Source records Block Start
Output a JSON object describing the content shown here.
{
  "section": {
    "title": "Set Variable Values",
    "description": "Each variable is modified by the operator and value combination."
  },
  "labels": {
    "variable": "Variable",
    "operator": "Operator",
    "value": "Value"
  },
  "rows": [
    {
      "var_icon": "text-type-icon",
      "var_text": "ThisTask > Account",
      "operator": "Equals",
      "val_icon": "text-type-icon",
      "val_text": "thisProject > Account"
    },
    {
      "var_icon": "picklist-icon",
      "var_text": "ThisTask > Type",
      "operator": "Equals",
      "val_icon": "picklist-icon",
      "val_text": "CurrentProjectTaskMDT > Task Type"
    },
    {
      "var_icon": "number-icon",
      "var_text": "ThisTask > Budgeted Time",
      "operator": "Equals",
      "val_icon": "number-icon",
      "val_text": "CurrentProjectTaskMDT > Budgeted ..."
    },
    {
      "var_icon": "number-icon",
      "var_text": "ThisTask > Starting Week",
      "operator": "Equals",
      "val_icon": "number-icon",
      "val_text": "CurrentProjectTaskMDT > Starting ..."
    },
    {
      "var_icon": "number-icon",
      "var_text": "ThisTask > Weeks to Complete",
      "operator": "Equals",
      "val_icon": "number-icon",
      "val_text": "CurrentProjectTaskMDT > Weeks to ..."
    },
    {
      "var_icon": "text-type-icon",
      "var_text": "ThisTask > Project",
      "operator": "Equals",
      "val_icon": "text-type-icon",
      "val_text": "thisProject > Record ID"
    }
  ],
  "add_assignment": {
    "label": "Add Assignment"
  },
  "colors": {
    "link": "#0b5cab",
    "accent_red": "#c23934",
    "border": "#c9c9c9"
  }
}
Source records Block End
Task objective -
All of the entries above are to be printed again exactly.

Your response -
Output a JSON object describing the content shown here.
{
  "section": {
    "title": "Set Variable Values",
    "description": "Each variable is modified by the operator and value combination."
  },
  "labels": {
    "variable": "Variable",
    "operator": "Operator",
    "value": "Value"
  },
  "rows": [
    {
      "var_icon": "text-type-icon",
      "var_text": "ThisTask > Account",
      "operator": "Equals",
      "val_icon": "text-type-icon",
      "val_text": "thisProject > Account"
    },
    {
      "var_icon": "picklist-icon",
      "var_text": "ThisTask > Type",
      "operator": "Equals",
      "val_icon": "picklist-icon",
      "val_text": "CurrentProjectTaskMDT > Task Type"
    },
    {
      "var_icon": "number-icon",
      "var_text": "ThisTask > Budgeted Time",
      "operator": "Equals",
      "val_icon": "number-icon",
      "val_text": "CurrentProjectTaskMDT > Budgeted ..."
    },
    {
      "var_icon": "number-icon",
      "var_text": "ThisTask > Starting Week",
      "operator": "Equals",
      "val_icon": "number-icon",
      "val_text": "CurrentProjectTaskMDT > Starting ..."
    },
    {
      "var_icon": "number-icon",
      "var_text": "ThisTask > Weeks to Complete",
      "operator": "Equals",
      "val_icon": "number-icon",
      "val_text": "CurrentProjectTaskMDT > Weeks to ..."
    },
    {
      "var_icon": "text-type-icon",
      "var_text": "ThisTask > Project",
      "operator": "Equals",
      "val_icon": "text-type-icon",
      "val_text": "thisProject > Record ID"
    }
  ],
  "add_assignment": {
    "label": "Add Assignment"
  },
  "colors": {
    "link": "#0b5cab",
    "accent_red": "#c23934",
    "border": "#c9c9c9"
  }
}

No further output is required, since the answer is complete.